Jimmy McCarroll played music right up until he died in 1985 at the age of 93. Tom inherited his fatherís musical ability, as did his younger brother Charles, who also plays fiddle, but in a smoother, more modern style than Tom.
From the time he was a young boy, Tom accompanied his father to fiddle contests and music shows. In 1936, at the National Fiddle Convention in Cincinnati, Ohio, he won junior champion, while his father placed first overall.
During much of the 1940ís Tom and Jimmy McCarroll played for the Saturday night square dances in Oak Ridge, at the Number 1 Recreation Hall, close to where the K-25 plant is now located.
Between 1948 and 1959 Tom laid down the fiddle and became a full time farmer.
"I was burned out from playing school houses and theaters for no money," he said. "Every time I heard a fiddle, it burdened me. I got disgusted and quit for 10 years."
By the time Tammie was born in 1959, Tom was playing again.
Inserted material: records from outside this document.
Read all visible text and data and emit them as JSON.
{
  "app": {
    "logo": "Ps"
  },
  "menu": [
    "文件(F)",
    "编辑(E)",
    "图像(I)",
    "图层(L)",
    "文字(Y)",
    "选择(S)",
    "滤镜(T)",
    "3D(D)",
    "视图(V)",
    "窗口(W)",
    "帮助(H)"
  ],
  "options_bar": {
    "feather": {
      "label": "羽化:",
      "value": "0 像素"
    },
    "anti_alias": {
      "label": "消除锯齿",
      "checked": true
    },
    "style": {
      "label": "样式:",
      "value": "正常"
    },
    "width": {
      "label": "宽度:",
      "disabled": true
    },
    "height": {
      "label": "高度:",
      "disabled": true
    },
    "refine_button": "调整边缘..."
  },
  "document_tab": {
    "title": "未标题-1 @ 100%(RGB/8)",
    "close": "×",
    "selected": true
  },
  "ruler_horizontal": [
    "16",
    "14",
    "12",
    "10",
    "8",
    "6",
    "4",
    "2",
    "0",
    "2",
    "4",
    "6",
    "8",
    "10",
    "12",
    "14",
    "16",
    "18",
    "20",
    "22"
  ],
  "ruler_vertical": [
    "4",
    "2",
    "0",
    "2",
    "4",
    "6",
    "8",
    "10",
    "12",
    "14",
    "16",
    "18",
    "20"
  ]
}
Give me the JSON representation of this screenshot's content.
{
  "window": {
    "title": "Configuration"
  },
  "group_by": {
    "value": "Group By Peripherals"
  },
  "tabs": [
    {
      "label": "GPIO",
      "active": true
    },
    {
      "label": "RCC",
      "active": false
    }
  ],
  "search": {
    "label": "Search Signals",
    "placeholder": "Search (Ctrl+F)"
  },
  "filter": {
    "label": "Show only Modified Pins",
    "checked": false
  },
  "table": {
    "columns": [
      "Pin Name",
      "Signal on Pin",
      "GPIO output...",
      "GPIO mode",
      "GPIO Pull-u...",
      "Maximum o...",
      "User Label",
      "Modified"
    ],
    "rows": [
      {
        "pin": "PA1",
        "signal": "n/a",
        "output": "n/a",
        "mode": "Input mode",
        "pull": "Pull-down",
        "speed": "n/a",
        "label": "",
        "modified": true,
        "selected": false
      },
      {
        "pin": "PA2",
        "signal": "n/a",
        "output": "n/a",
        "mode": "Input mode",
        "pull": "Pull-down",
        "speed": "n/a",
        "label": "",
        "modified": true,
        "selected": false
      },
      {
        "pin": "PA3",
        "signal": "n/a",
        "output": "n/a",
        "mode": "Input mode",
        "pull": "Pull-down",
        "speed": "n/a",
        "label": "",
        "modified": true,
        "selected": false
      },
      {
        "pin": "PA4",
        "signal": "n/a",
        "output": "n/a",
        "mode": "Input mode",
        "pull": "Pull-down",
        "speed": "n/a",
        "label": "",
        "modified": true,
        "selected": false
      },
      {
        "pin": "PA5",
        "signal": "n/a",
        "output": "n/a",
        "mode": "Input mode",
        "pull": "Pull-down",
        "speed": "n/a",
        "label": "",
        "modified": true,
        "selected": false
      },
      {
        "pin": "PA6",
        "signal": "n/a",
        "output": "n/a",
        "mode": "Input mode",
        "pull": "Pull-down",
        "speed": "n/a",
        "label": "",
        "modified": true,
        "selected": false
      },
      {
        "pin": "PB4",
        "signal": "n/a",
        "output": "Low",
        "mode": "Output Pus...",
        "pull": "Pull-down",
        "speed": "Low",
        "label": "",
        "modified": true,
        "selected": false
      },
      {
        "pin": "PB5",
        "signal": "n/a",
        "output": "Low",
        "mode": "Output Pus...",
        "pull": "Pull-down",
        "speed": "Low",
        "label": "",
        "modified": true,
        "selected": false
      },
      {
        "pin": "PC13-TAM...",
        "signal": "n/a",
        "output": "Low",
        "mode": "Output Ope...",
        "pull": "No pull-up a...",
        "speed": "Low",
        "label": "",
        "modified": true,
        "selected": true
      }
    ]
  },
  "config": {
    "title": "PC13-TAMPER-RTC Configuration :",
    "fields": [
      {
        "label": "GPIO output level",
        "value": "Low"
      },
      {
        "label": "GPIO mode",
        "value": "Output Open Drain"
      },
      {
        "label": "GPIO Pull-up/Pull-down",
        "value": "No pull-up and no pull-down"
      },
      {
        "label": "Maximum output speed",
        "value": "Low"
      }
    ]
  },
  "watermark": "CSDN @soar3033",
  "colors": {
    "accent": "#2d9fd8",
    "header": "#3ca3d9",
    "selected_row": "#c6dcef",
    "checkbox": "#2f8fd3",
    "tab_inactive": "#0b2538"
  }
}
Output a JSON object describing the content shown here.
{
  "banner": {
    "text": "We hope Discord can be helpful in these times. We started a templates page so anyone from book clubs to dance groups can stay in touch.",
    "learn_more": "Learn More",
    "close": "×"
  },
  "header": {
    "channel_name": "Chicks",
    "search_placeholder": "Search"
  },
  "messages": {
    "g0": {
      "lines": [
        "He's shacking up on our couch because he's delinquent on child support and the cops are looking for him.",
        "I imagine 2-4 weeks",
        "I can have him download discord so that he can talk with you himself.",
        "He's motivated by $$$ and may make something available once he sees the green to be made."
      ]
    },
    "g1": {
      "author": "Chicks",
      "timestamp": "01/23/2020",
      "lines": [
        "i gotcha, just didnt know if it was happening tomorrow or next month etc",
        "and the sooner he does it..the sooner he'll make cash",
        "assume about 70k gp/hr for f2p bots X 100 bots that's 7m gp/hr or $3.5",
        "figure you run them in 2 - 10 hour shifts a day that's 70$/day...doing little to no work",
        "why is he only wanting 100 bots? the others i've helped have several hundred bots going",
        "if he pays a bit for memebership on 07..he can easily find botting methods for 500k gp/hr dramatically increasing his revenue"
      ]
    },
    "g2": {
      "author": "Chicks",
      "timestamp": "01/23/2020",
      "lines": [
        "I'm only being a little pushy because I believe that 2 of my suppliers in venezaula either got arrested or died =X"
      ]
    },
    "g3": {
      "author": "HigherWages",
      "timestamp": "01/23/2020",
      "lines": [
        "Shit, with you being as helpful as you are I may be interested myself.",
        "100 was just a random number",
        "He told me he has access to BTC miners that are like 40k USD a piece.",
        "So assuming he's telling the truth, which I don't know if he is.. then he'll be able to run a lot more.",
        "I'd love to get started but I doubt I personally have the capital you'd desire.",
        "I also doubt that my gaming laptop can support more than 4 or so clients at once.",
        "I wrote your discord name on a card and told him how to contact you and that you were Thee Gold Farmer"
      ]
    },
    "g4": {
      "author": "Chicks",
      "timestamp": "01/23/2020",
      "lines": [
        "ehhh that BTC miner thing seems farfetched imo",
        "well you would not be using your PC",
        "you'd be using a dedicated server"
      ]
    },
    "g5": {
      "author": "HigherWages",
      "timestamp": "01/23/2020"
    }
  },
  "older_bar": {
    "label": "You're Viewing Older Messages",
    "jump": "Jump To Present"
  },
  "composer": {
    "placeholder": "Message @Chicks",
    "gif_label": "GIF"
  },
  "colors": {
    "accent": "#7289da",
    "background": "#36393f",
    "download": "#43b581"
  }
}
He and his wife, Polly, who passed away in 1989, sang together in a gospel quartet, and when they performed at churches, and revivals, they took Tammie along.
"When I got tired and sleepy, mom just put a blanket and a pillow down in the guitar case and I slept in the guitar case while they sand and played," Tammie said. "She made sure nobody closed me up and carried me off."
Listen to songs by The McCarrolls: